The two-day Federal Reserve meeting starts today. The market gives no probability for an interest rate hike at this week’s meeting. The US dollar is mixed across the board.
Money continues flowing into the yen, while the sterling remains under pressure as more Brexit-favourable news hit the wires.
Brexit talks still dominate headlines, and there is little enthusiasm to buy UK stocks before the referendum. The sentiment is sour after Britain’s biggest selling newspaper ‘Sun’ backed the ‘Leave’ camp.
Anxiety surrounding the referendum has increased the volatility in global bond markets. German yields hit a record low, the German yield curve is currently negative up to a nine year maturity; the Japanese 10-years yield retreated to -0.17%.

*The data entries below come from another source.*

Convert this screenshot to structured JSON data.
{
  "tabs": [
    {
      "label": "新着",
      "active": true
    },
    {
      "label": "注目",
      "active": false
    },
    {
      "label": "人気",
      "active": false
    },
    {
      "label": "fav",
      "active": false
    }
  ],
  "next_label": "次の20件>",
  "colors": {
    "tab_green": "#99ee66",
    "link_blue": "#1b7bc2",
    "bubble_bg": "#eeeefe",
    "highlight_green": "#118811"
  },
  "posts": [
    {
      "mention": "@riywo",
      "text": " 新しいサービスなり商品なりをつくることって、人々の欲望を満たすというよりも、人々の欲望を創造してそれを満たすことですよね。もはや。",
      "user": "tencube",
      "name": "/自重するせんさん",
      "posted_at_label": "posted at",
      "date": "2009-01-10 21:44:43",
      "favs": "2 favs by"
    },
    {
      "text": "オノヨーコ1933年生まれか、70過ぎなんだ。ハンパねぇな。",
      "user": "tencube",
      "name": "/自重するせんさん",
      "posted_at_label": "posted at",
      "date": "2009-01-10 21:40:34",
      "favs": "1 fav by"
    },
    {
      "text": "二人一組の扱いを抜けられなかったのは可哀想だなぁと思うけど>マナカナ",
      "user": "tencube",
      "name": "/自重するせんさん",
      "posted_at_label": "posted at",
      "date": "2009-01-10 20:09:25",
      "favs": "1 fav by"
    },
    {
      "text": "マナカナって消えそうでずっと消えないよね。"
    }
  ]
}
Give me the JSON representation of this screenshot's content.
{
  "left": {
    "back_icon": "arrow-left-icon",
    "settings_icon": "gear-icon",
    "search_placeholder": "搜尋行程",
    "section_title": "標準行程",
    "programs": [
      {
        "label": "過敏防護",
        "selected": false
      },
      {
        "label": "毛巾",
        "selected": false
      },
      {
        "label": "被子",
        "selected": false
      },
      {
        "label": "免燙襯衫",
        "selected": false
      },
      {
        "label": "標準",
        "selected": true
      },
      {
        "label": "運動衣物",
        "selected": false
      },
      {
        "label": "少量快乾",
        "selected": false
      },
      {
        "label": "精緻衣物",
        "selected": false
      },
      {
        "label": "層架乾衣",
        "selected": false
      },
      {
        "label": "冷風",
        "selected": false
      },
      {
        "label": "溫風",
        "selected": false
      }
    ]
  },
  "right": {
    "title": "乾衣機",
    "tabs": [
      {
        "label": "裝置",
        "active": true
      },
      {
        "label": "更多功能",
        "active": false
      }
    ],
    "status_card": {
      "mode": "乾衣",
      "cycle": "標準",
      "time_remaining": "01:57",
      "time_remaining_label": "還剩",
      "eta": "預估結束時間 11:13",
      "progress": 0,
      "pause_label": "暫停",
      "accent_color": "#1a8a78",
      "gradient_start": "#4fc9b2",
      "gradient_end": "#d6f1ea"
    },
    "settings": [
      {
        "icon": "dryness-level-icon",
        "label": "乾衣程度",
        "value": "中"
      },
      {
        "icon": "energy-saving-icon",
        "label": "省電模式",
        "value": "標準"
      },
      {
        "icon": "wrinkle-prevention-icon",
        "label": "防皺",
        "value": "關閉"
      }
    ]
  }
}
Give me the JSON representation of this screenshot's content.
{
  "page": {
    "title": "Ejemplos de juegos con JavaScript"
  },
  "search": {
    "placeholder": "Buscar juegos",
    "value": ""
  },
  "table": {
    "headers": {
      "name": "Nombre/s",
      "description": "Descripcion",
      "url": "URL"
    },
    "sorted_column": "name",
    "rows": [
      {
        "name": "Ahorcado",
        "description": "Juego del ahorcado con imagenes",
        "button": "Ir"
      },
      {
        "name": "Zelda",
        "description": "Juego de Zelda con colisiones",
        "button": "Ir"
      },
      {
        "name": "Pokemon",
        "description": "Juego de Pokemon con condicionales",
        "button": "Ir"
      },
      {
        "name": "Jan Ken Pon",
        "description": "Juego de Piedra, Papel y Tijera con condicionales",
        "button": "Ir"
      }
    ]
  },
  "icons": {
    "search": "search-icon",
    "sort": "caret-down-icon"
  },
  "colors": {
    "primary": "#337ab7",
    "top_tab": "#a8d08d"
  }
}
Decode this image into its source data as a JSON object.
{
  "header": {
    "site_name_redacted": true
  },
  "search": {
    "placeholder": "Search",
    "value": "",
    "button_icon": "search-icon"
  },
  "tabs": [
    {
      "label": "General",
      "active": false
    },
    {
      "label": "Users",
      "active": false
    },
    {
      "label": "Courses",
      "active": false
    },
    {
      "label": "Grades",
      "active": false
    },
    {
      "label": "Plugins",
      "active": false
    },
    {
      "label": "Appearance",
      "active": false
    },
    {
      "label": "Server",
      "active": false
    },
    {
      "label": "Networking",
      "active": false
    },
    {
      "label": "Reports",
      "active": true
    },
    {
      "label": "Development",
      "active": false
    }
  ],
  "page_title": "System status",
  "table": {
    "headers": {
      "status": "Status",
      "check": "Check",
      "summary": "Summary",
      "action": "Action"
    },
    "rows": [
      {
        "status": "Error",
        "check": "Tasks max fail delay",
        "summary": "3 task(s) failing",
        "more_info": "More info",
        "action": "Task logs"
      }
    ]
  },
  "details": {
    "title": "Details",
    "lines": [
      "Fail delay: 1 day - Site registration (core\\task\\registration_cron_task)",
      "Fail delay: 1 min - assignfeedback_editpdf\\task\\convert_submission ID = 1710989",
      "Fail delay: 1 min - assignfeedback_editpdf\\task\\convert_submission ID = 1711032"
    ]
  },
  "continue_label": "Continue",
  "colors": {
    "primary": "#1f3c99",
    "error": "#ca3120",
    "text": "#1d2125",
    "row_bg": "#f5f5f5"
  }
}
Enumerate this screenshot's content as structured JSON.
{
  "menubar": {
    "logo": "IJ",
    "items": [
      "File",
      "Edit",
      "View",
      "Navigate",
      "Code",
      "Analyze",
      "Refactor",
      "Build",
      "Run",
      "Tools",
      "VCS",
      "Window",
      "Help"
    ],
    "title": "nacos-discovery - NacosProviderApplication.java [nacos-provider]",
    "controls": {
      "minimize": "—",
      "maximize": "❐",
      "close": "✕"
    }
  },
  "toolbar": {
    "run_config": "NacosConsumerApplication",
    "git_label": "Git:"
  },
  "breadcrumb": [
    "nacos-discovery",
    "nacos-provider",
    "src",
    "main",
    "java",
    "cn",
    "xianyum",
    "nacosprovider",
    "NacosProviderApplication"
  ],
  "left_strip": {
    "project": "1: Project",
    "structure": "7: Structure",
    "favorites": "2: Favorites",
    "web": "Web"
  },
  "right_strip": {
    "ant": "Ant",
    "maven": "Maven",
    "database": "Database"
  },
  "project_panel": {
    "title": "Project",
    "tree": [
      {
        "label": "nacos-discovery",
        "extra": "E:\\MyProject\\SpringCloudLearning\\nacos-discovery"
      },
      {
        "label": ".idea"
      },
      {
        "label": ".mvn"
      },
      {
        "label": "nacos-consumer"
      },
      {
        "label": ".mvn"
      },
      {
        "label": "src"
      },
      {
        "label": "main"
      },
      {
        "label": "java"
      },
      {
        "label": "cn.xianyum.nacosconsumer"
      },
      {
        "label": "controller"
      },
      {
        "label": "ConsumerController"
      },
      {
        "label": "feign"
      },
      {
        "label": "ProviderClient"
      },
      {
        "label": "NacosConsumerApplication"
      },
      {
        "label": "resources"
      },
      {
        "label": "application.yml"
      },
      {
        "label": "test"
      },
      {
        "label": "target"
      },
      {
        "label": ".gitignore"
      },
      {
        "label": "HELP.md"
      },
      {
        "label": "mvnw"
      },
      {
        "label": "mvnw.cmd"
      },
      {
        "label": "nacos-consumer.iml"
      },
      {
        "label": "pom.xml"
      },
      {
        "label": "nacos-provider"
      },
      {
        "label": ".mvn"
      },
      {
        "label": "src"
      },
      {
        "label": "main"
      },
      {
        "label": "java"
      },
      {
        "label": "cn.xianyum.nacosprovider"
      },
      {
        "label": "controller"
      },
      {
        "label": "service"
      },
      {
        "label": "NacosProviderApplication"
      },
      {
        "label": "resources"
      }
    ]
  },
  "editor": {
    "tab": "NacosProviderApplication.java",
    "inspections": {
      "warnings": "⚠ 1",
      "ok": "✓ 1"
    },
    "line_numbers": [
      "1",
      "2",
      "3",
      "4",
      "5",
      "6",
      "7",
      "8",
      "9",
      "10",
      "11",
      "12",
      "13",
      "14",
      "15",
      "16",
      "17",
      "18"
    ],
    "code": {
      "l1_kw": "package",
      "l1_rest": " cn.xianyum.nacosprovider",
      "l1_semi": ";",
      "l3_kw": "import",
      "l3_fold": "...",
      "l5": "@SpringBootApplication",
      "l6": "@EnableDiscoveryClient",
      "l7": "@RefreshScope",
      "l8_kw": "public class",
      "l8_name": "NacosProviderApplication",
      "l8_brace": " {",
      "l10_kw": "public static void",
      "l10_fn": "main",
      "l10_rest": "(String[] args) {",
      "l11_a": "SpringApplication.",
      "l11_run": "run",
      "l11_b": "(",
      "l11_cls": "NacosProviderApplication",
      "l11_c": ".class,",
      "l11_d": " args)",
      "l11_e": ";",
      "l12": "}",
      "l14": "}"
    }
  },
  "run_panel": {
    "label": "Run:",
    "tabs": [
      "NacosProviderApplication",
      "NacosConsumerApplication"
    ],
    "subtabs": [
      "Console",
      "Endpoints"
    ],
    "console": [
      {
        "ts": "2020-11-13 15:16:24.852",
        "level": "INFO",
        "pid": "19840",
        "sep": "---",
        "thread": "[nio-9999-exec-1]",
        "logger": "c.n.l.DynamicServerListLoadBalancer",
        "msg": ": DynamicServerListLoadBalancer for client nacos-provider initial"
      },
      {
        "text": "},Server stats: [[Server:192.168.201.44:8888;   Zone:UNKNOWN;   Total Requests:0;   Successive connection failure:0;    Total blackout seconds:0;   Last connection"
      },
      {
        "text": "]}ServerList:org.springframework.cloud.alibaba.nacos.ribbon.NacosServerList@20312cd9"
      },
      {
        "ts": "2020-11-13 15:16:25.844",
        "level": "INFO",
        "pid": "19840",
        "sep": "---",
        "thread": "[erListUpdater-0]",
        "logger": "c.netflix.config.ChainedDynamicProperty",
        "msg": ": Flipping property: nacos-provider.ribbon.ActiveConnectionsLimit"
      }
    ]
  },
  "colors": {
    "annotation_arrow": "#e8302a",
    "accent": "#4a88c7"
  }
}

Gold is slightly off four-week highs. The precious metal remains bid as physical gold demand climbed to the highest levels since 2013. The limited risk appetite and globally weakening sovereign yields could encourage a further attempt toward the $1300 mark, should the US dollar remain soft before and after the Fed decision.
The FTSE extended losses to 6002p at the time of writing. Given the oversold conditions, a short-term bounce off the 6000p could be healthy before a potential slide below this level. From a technical perspective, the FTSE stepped in the mid-term bearish consolidation zone below the 6072p level, the major 38.2% retracement on February – April rise. Clearing the 6000 support could pave the way toward the 100-month moving average, 5840p.
Miners and oil companies are among the leading losers in London. BP (-0.64%)
and Royal Dutch Shell (-0.93%)
trade south as the probability of a price recovery back to the $50/barrel is fading away along with each dollar lost on a barrel.
UK financials (-0.62%) are further squeezed on rising Brexit risks and record low sovereign bond yields.